Dollar rises as American economic confidence booms
27/Aug/2014 • Currency Updates•
The pound bounced back to finish flat following overnight losses against the euro caused by Monday night’s debate over Scottish Independence. Whilst the ‘Yes’ vote’s Alex Salmond was widely polled to have won the final debate and to have slightly narrowed the gap between the opposing camps amongst those likely to vote, it is still not anticipated that the referendum will lead to a fully independent Scotland. This was reflected by traders buying in the dip yesterday morning off the back of analyst expectations for the euro to be held down by weak Eurozone wide inflation figures on Friday.
The early morning bounce-back was marginally hampered when the BBA released its high street banking data at 9:30. Mortgage Approvals were at 42.8k for July, down 0.5k from June and disappointing against forecasts of 44.2k.
In spite of this the BBA highlighted that the new typical level of around 40k mortgages approved per month is 12% higher than at the same time a year ago. The report also recorded rising investment from savers in high street bank, NISAs that were introduced at the last budget, as well as improving credit growth amongst businesses in the Manufacturing, Wholesale and Retail sectors.
No data of note out today.
The single currency hit its lowest level in 11 months against the dollar on the back of increasing bets on Draghi to introduce monetary stimulus at the next ECB meeting. With an absence of key economic indicators from the continent, attentions shifted to the Ukrainian crisis as President Poroshenko announced late on Monday night his intention to call a snap election.
By dissolving parliament the President will be hoping to reconsolidate his position as he has openly admitted that he presently holds a weak mandate for policy creation. Pro-Yanukovych MP’s remain profligate within the parliament and whilst Poroshenko’s gesture indicates impressive commitment to democratic principles, the market may be spooked by the unknowns created by yet another election in the increasingly fragmented state.
Yesterday saw French President Hollande shake up his cabinet, removing dissenting party members including Economy Minister, Arnaud Montebourg, who had publicly opposed the government’s austerity measures.

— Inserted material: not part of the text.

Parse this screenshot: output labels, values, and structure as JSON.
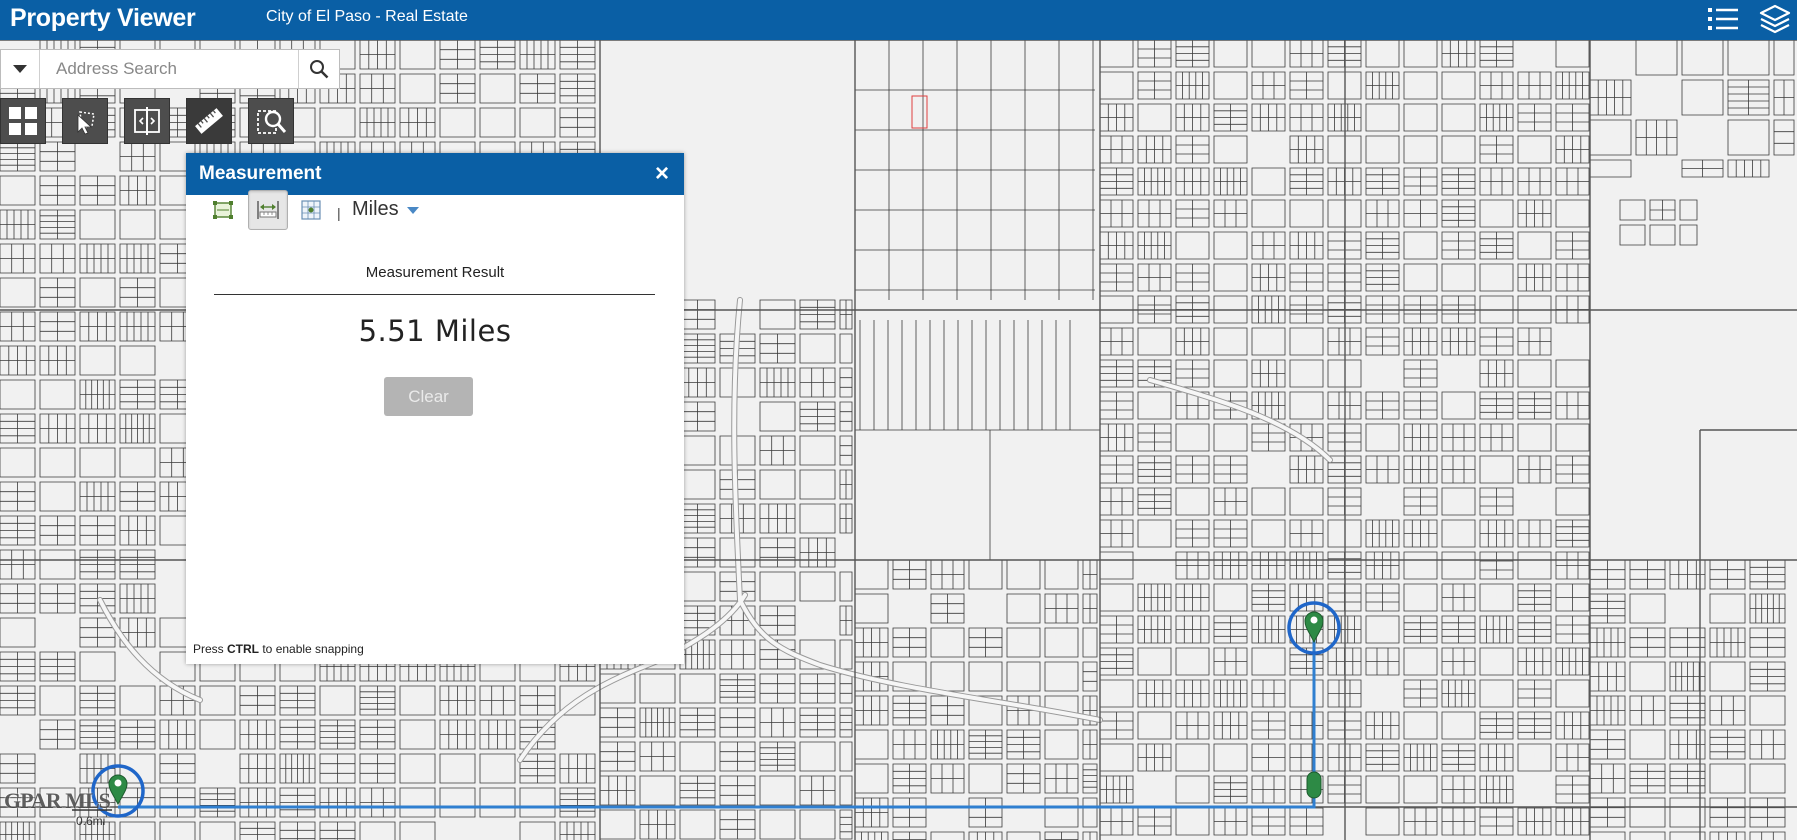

The President’s gradual shift towards the economic right has cheered analysts in recent months but has yet to produce a substantive turnaround in the sick man of Europe’s fortunes.

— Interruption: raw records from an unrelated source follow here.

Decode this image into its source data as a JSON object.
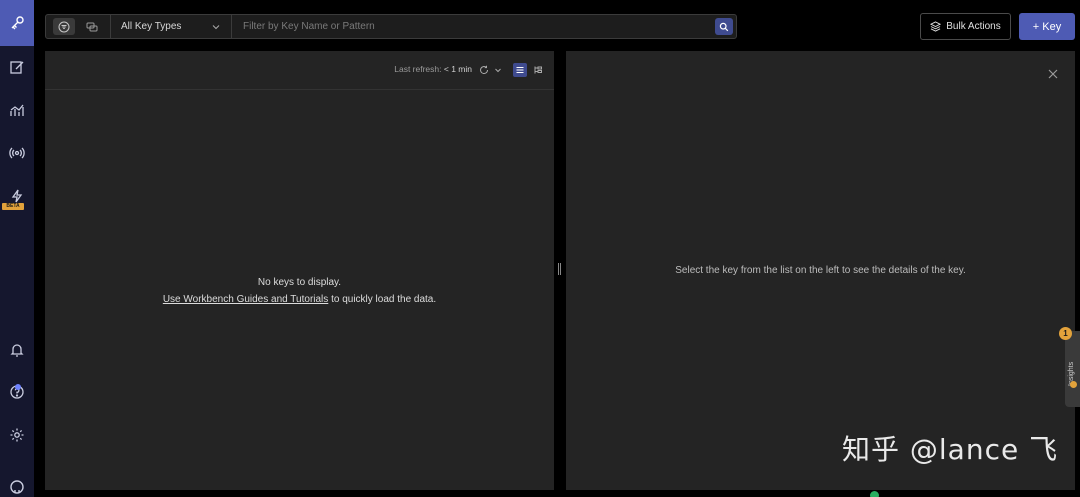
{
  "sidebar": {
    "items": [
      {
        "icon": "key-icon",
        "active": true
      },
      {
        "icon": "edit-icon"
      },
      {
        "icon": "analytics-icon"
      },
      {
        "icon": "pubsub-icon"
      },
      {
        "icon": "triggers-icon",
        "badge": "BETA"
      }
    ],
    "bottom": [
      {
        "icon": "bell-icon"
      },
      {
        "icon": "help-icon"
      },
      {
        "icon": "gear-icon"
      },
      {
        "icon": "github-icon"
      }
    ]
  },
  "toolbar": {
    "key_type_value": "All Key Types",
    "search_placeholder": "Filter by Key Name or Pattern",
    "bulk_actions_label": "Bulk Actions",
    "add_key_label": "+ Key"
  },
  "keys_panel": {
    "refresh_label": "Last refresh:",
    "refresh_value": "< 1 min",
    "empty_title": "No keys to display.",
    "empty_link": "Use Workbench Guides and Tutorials",
    "empty_suffix": " to quickly load the data."
  },
  "details_panel": {
    "message": "Select the key from the list on the left to see the details of the key."
  },
  "insights": {
    "label": "Insights",
    "count": "1"
  },
  "watermark": "知乎 @lance 飞"
}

Today we have German import indices and the reading for consumer confidence for next month as well as business and consumption data from France and Italy.
There was increasingly positive outlook from the States as consumer confidence for August was up to 92.4, it’s highest in 7 years, against a forecast of 89. As 70% of the US economy, consumer spending is a bullish indicator of future economic expansion.

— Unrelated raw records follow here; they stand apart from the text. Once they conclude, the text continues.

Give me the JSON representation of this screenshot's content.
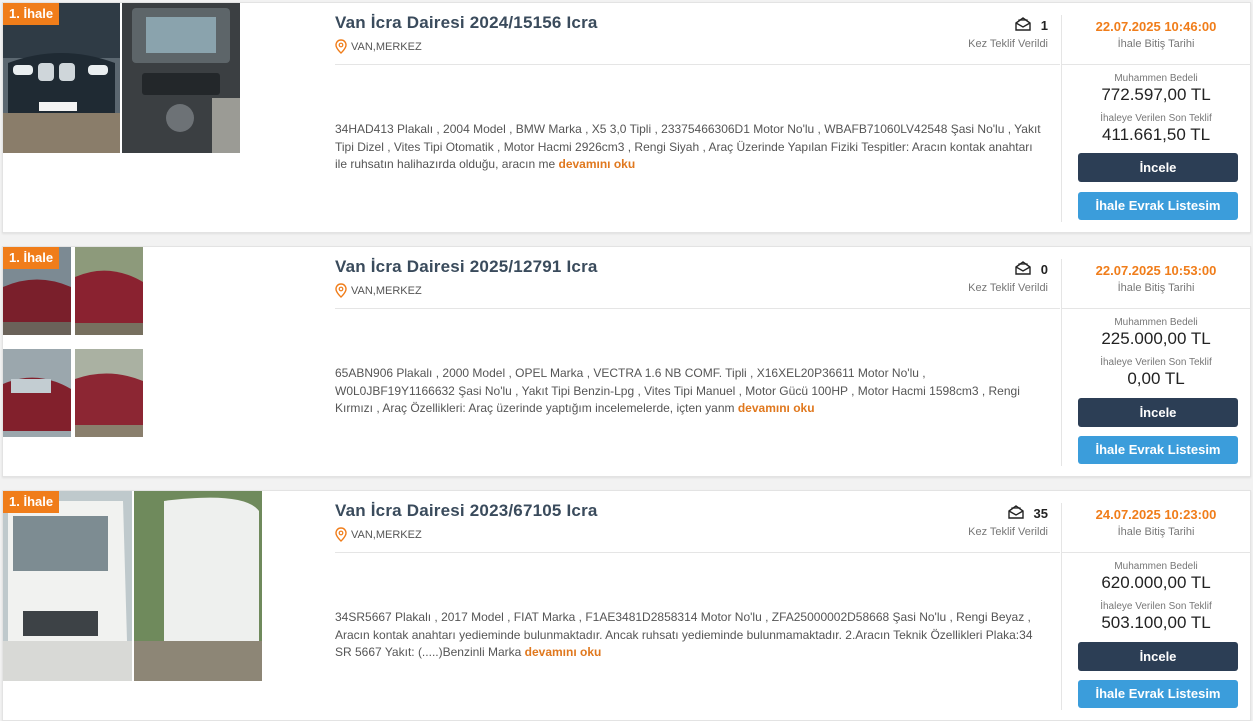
{
  "listings": [
    {
      "badge": "1. İhale",
      "title": "Van İcra Dairesi 2024/15156 Icra",
      "location": "VAN,MERKEZ",
      "offer_count": "1",
      "offer_label": "Kez Teklif Verildi",
      "description": "34HAD413 Plakalı , 2004 Model , BMW Marka , X5 3,0 Tipli , 23375466306D1 Motor No'lu , WBAFB71060LV42548 Şasi No'lu , Yakıt Tipi Dizel , Vites Tipi Otomatik , Motor Hacmi 2926cm3 , Rengi Siyah , Araç Üzerinde Yapılan Fiziki Tespitler: Aracın kontak anahtarı ile ruhsatın halihazırda olduğu, aracın me",
      "more_label": "devamını oku",
      "end_date": "22.07.2025 10:46:00",
      "end_date_label": "İhale Bitiş Tarihi",
      "estimated_label": "Muhammen Bedeli",
      "estimated_value": "772.597,00 TL",
      "last_offer_label": "İhaleye Verilen Son Teklif",
      "last_offer_value": "411.661,50 TL",
      "inspect_label": "İncele",
      "docs_label": "İhale Evrak Listesim"
    },
    {
      "badge": "1. İhale",
      "title": "Van İcra Dairesi 2025/12791 Icra",
      "location": "VAN,MERKEZ",
      "offer_count": "0",
      "offer_label": "Kez Teklif Verildi",
      "description": "65ABN906 Plakalı , 2000 Model , OPEL Marka , VECTRA 1.6 NB COMF. Tipli , X16XEL20P36611 Motor No'lu , W0L0JBF19Y1166632 Şasi No'lu , Yakıt Tipi Benzin-Lpg , Vites Tipi Manuel , Motor Gücü 100HP , Motor Hacmi 1598cm3 , Rengi Kırmızı , Araç Özellikleri: Araç üzerinde yaptığım incelemelerde, içten yanm",
      "more_label": "devamını oku",
      "end_date": "22.07.2025 10:53:00",
      "end_date_label": "İhale Bitiş Tarihi",
      "estimated_label": "Muhammen Bedeli",
      "estimated_value": "225.000,00 TL",
      "last_offer_label": "İhaleye Verilen Son Teklif",
      "last_offer_value": "0,00 TL",
      "inspect_label": "İncele",
      "docs_label": "İhale Evrak Listesim"
    },
    {
      "badge": "1. İhale",
      "title": "Van İcra Dairesi 2023/67105 Icra",
      "location": "VAN,MERKEZ",
      "offer_count": "35",
      "offer_label": "Kez Teklif Verildi",
      "description": "34SR5667 Plakalı , 2017 Model , FIAT Marka , F1AE3481D2858314 Motor No'lu , ZFA25000002D58668 Şasi No'lu , Rengi Beyaz , Aracın kontak anahtarı yedieminde bulunmaktadır. Ancak ruhsatı yedieminde bulunmamaktadır. 2.Aracın Teknik Özellikleri Plaka:34 SR 5667 Yakıt: (.....)Benzinli Marka",
      "more_label": "devamını oku",
      "end_date": "24.07.2025 10:23:00",
      "end_date_label": "İhale Bitiş Tarihi",
      "estimated_label": "Muhammen Bedeli",
      "estimated_value": "620.000,00 TL",
      "last_offer_label": "İhaleye Verilen Son Teklif",
      "last_offer_value": "503.100,00 TL",
      "inspect_label": "İncele",
      "docs_label": "İhale Evrak Listesim"
    }
  ],
  "colors": {
    "accent_orange": "#f07d1a",
    "title_slate": "#3a4b5c",
    "button_dark": "#2c3e55",
    "button_blue": "#3b9ddb"
  },
  "icons": {
    "location": "map-pin-icon",
    "offers": "envelope-open-icon"
  }
}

The US saw record breaking durable goods orders at 22.6% for the month of July up from 2.7% and against predictions of a figure around 7.5%, in spite of this the dollar market suffered a slight dip due to the excluding transportation figure coming in negative at -0.8% against 3% for May and 0.5% expectation. This reflected massively increased sales in aircraft and cars but the market’s reaction indicates that, similarly to non-farms and exc. Fuel inflation, the selective figure has the capability to affect markets more substantially.
The housing price index was up slightly in June to 0.4 from 0.2, though the release did little to create pivots.
Today we have minor data in the form of figures for mortgage applications and crude oil stocks.